Eating Your Veggies: Not As Good For You?

If the economy isn’t grim enough for you, just check out the February issue of the Journal of HortScience, which contains a report on the sorry state of American fruits and veggies. Apparently, produce in the U.S. not only tastes worse than it did in your grandparents’ days, it also contains fewer nutrients – at least according to Donald R. Davis, a former research associate with the Biochemical Institute at the University of Texas, Austin. Davis claims the average vegetable found in today’s supermarket is anywhere from 5% to 40% lower in minerals (including magnesium, iron, calcium and zinc) than those harvested just 50 years ago.

Read more

Recession grows interest in seeds, vegetable gardening

Hard economic times are acting like instant fertilizer on an industry that had been growing slowly: home vegetable gardening.

Amid the Washington talk of “shovel-ready” recession projects, it appears few projects are more shovel-ready than backyard gardens. Veggie seed sales are up double-digits at the nation’s biggest seed sellers this year.

Read more

Comments(7)

  1. girlgroupgirl says:

    A farmer friend began telling about this problem a few years ago. Shocking isn’t it, and very sad. After doing some reading on The Path To Freedom where there were hints about adding minerals to soil, I began to study remineralization more. This year I am armed with 4 different rock powders (applied soft rock phosphate last year and noticed a huge difference!) to keep working on my soil. Not only will this help boost food nutritionally, but it will help the soil and our friends, the worms!
    I would love to read more about the re- mineralization of the Derves gardens, please!!

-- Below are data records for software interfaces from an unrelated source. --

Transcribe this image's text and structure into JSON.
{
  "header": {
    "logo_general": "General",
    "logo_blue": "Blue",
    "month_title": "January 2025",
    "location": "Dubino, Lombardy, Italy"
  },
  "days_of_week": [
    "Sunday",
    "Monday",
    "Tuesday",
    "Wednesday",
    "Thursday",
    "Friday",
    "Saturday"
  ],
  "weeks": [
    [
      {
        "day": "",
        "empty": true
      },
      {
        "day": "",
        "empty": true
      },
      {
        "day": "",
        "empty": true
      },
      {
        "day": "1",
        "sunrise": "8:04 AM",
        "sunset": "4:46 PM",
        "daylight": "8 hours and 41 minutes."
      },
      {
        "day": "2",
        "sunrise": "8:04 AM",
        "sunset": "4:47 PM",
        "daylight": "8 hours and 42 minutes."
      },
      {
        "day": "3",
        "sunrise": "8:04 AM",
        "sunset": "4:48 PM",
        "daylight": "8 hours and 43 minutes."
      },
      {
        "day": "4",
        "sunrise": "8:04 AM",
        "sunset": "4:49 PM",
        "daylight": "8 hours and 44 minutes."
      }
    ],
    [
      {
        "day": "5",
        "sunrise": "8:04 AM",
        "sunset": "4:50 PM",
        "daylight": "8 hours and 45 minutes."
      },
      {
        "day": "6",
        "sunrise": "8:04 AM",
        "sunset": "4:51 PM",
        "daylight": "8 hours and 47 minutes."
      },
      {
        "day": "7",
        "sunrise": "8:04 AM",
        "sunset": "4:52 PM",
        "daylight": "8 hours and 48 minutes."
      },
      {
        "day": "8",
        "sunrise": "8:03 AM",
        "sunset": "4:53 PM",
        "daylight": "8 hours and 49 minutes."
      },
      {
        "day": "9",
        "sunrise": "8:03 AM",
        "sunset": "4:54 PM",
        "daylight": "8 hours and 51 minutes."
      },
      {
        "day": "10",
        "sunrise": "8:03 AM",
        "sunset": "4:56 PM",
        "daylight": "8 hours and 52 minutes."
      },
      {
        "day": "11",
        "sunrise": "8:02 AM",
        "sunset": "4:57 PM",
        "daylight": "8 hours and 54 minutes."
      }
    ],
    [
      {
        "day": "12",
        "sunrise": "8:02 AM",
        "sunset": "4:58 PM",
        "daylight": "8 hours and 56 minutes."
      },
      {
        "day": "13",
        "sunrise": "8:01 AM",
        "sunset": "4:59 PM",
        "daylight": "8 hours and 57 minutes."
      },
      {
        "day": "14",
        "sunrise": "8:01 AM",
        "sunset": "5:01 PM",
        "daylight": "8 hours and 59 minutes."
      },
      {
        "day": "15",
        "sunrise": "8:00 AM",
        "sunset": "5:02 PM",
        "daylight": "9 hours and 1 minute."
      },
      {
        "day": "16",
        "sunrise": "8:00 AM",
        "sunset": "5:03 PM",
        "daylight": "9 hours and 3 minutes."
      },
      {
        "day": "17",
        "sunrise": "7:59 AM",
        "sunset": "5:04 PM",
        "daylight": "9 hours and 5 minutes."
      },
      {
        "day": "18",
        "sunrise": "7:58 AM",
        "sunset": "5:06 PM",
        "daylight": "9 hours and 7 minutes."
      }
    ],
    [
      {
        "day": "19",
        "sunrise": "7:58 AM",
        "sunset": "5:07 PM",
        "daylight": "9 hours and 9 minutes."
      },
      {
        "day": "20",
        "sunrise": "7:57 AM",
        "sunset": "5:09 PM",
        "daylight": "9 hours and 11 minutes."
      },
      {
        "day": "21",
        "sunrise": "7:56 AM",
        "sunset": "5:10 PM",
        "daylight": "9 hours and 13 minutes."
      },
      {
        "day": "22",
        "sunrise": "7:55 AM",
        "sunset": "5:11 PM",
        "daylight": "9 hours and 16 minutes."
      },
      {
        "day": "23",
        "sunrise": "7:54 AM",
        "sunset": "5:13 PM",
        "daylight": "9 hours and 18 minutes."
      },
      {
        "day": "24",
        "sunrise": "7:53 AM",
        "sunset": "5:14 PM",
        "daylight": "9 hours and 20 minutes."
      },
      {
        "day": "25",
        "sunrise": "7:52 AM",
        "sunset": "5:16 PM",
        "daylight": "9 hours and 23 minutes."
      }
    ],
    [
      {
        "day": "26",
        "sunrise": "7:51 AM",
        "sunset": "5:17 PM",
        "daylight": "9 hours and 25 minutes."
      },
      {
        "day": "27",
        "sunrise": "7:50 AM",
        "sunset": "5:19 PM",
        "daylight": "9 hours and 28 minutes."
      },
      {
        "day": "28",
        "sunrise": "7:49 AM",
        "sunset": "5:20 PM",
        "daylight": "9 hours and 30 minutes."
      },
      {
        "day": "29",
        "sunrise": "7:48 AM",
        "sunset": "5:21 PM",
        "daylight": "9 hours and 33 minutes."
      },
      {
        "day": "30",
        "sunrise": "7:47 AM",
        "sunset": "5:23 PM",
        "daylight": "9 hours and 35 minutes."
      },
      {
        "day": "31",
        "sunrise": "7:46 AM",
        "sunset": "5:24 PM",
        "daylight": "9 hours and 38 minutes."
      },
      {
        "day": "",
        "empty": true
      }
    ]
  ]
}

  2. Kory says:

    Interesting, I seem to recall the blame for nutrient deficiency being the result of the massive soil erosion involved in mega scale production.

    I second the interest in a remineralization post

  3. DoubleD says:

    This is one of many many reasons we intensively grow our food production garden. You CAN taste the difference and I don’t think it is any accident that all three of the people in my immediate family rarely get ill.

  4. Sinfonian says:

    I actually caught both these articles and feel the same way about them. Smart or lucky, I’ll take lucky every time. I was lucky enough to pick gardening as a hobby last year and my family is reaping the rewards! Thanks for all you do!

  5. Chris says:

    girlgroupgirl,
    You should tell us all in this comment section, what four different rock powders you use. That would be very benificial! Thanks, C

  6. Susan says:

    Regarding the flowers getting squeezed out in favor of vegetables: I have never understood the planting of purely ornamentals with no other value! It always seemed like a waste of time and effort to me.

    I am definitely for flowers, but flowers that attract beneficial insects and pollinators, and who might also have a side effect, like edible and beautiful nasturtiums, or bug repellent marigolds. And butterfly weed, of course. Besides, no one can tell me that a squash blossom isn’t one of the most amazing flowers there is!

  7. Margret says:

    Yeah…I also vote for more info on re-mineralization. I live in FL, where other’n sub-surface limestone, you can’t find a rock to throw at anyone who’s teed you off. Lotsa sand tho’. I’m sure my garden would be helped by some addition of minerals.

Post a comment